Leon Panetta, Barack Obama's surprise choice to head the CIA, clearly isn't someone with much hands-on national security or intelligence experience. But no one disputes that the man knows government.
The former eight-term congressman from California has had plenty experience in overseeing all aspects of the federal bureaucracy as a former chairman of the House Budget Committee, as budget director and then chief of staff for President Bill Clinton; and more recently as a member of the bipartisan Iraq Study Group.
"It is true that he doesn't have an intelligence background. But he certainly dealt with intelligence. In the Iraq Study Group, we dealt with it every day. He certainly dealt with it as chief of staff," said Democrat Lee Hamilton, former chairman of the House International Relations Committee and chairman of the Iraq Study Group. Panetta brings an "outside perspective" to the job, he said.
Still, Hamilton said, "I think it will be very important that Leon bring into his inner circle, onto his team, professional intelligence people."
Panetta, 70, who has an easy laugh and slightly owlish demeanor behind large round glasses, was popular on both sides of the aisle in the 16 years that he represented the Monterey, California, district where he was born to Italian immigrant parents. He still lives there today with his wife, Sylvia.
The couple founded the Leon and Sylvia Panetta Institute for Public Policy in 1998 and both serve as the institute's directors. It is based at California State University, Monterey Bay, which he helped establish on the site of the former U.S. Army base, Ford Ord, where he served while he was in the Army from 1964-1966. According to his biography, "the Institute serves as a nonpartisan, not-for-profit study center for the advancement public policy, seeking in particular to attract thoughtful men and women to lives of public service."
As a first lieutenant, Panetta did have some experience with intelligence work.
A former Republican, Panetta, began his public career as a congressional aid, served in the Nixon administration as an assistant secretary of health, education and welfare and director of the U.S. Office for Civil Rights. He later served as executive assistant to New York Mayor John Lindsey. A lawyer, Panetta became a Democrat in 1971.
In his long government career, he was "a very popular guy, a very steady hand, somebody who was able to get the job done without making a lot of enemies," said Ross Baker, a political scientist at Rutgers University. Baker said those traits should help Panetta overcome inevitable grumbling in the intelligence community.
Not everyone was persuaded.
Fellow Californian Sen. Dianne Feinstein, set to chair the Select Committee on Intelligence, indicated that the choice caught her off guard.

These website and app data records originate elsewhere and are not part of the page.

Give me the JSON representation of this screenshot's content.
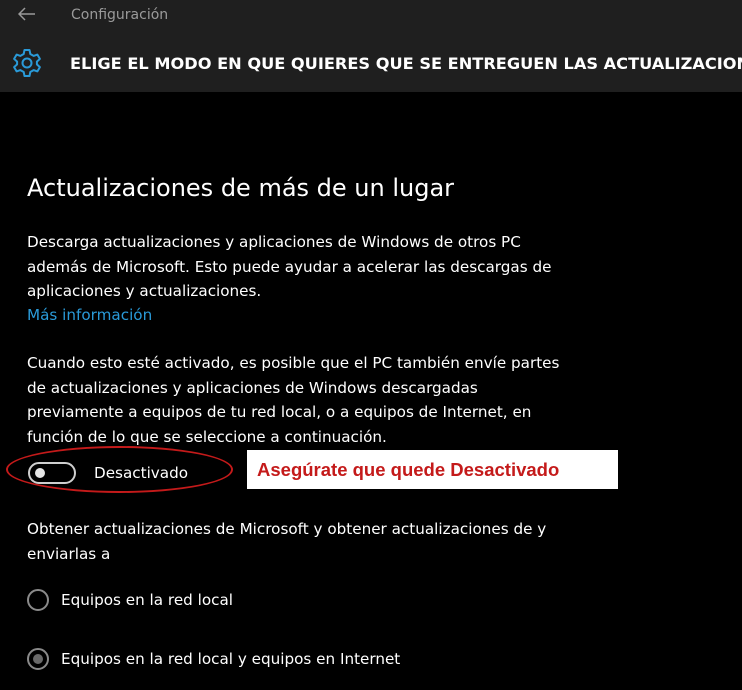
{
  "window": {
    "back_icon": "back-arrow-icon",
    "title": "Configuración"
  },
  "header": {
    "icon": "gear-icon",
    "heading": "ELIGE EL MODO EN QUE QUIERES QUE SE ENTREGUEN LAS ACTUALIZACIONES"
  },
  "section": {
    "title": "Actualizaciones de más de un lugar",
    "description": "Descarga actualizaciones y aplicaciones de Windows de otros PC además de Microsoft. Esto puede ayudar a acelerar las descargas de aplicaciones y actualizaciones.",
    "more_info_link": "Más información",
    "detail": "Cuando esto esté activado, es posible que el PC también envíe partes de actualizaciones y aplicaciones de Windows descargadas previamente a equipos de tu red local, o a equipos de Internet, en función de lo que se seleccione a continuación.",
    "toggle": {
      "state": "off",
      "label": "Desactivado"
    },
    "annotation": "Asegúrate que quede Desactivado",
    "options_prompt": "Obtener actualizaciones de Microsoft y obtener actualizaciones de y enviarlas a",
    "options": [
      {
        "label": "Equipos en la red local",
        "selected": false
      },
      {
        "label": "Equipos en la red local y equipos en Internet",
        "selected": true
      }
    ]
  },
  "colors": {
    "background": "#000000",
    "header_background": "#1f1f1f",
    "accent_link": "#2a9ad8",
    "gear": "#2a9ad8",
    "annotation_red": "#c41a1a"
  }
}
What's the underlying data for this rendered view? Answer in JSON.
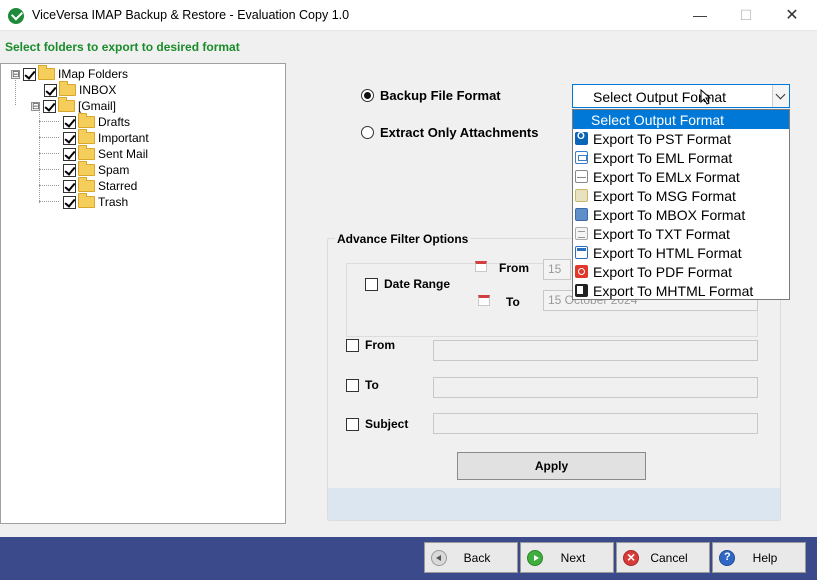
{
  "window": {
    "title": "ViceVersa IMAP Backup & Restore - Evaluation Copy 1.0",
    "minimize": "—",
    "maximize": "☐",
    "close": "✕"
  },
  "instruction": "Select folders to export to desired format",
  "tree": {
    "root": "IMap Folders",
    "inbox": "INBOX",
    "gmail": "[Gmail]",
    "children": [
      "Drafts",
      "Important",
      "Sent Mail",
      "Spam",
      "Starred",
      "Trash"
    ],
    "expander_symbol": "⊟"
  },
  "options": {
    "backup_label": "Backup File Format",
    "attachments_label": "Extract Only Attachments"
  },
  "format_select": {
    "selected": "Select Output Format",
    "options": [
      {
        "label": "Select Output Format",
        "icon": "none"
      },
      {
        "label": "Export To PST Format",
        "icon": "outlook-icon"
      },
      {
        "label": "Export To EML Format",
        "icon": "eml-icon"
      },
      {
        "label": "Export To EMLx Format",
        "icon": "emlx-icon"
      },
      {
        "label": "Export To MSG Format",
        "icon": "msg-icon"
      },
      {
        "label": "Export To MBOX Format",
        "icon": "mbox-icon"
      },
      {
        "label": "Export To TXT Format",
        "icon": "txt-icon"
      },
      {
        "label": "Export To HTML Format",
        "icon": "html-icon"
      },
      {
        "label": "Export To PDF Format",
        "icon": "pdf-icon"
      },
      {
        "label": "Export To MHTML Format",
        "icon": "mhtml-icon"
      }
    ]
  },
  "advance_filter": {
    "title": "Advance Filter Options",
    "date_range_label": "Date Range",
    "from_date_label": "From",
    "from_date_value": "15",
    "to_date_label": "To",
    "to_date_value": "15   October   2024",
    "from_label": "From",
    "to_label": "To",
    "subject_label": "Subject",
    "apply_label": "Apply"
  },
  "footer": {
    "back_label": "Back",
    "next_label": "Next",
    "cancel_label": "Cancel",
    "help_label": "Help"
  },
  "colors": {
    "accent": "#0078d7",
    "instruction_green": "#1a8c2a",
    "footer_bg": "#3b4a8a"
  }
}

"I know nothing about this other than what I read. My position has consistently been that I believe the agency is best served by having an intelligence professional in charge at this time," she said in a statement.
Sen. Feinstein told CBS News chief Washington correspondent Bob Schieffer that she was blindsided by the announcement.
"She told me she's not saying she won't vote against him, but it will be an uphill battle now to get him confirmed," Schieffer said.
If confirmed by the Senate, Panetta will take over at a trying time for the spy agency, tarnished by infighting and by intelligence failures in the run-up to the war in Iraq.
Also, the CIA chief no longer reports directly to the president but to the relatively new post of director of national intelligence. Obama has selected Retired Adm. Dennis Blair to head that post.
"Between the DNI and the director of central intelligence, it's harder and harder to figure out who's directing what," said Anthony Cordesman, a national security analyst at the Center for Strategic and International Studies who has an intelligence background.
He suggested Panetta's brief experience with intelligence as a first lieutenant and much later as a member of the Iraq Study Group don't count for much.
"I didn't find that people in the Iraq Study Group developed any particular experience in intelligence," said Cordesman. "The recommendations that came out were essentially political."
Panetta also was apparently not Obama's first choice for the job. John Brennan, Obama's transition intelligence adviser with extensive intelligence experience, withdrew his name from consideration late last year over his role in some Bush administration detention and interrogation policies.
Panetta's supporters pointed to the Californian's managerial skills and ability to reach across party lines, as he did in 1996 when, representing the White House, he helped negotiate the 1996 budget, which took a major step toward balancing the budget.
"He is a strong personality with an incredible level of integrity," said Norman Ornstein, a scholar at the American Enterprise Institute who has served with Panetta on various boards and study groups. "The CIA is a large and complex organization. A large part of the job is about managing people, a skill that is not all that widespread."
In an interview two years ago, Panetta said his experience in Congress and at the White House persuaded him of the importance of not having "a tin ear to the political consequences" of major issues that grip the country, as he claimed Bush's team did on Iraq and Hurricane Katrina.
If a leadership vacuum or gridlock results, "leadership has to bear a lot of the responsibility. Because, in the end, it's up to them basically to be able to put discipline together to get both the House and the Senate to work," Panetta said.
Stephen Hess, a presidential scholar at the Brookings Institution, said Panetta's selection was an invigorating gamble by Obama.
"Let Panetta look at all of this mess from a clean slate," said Hess. "He is the wise outsider - inside government, outside intelligence. That's a great combination."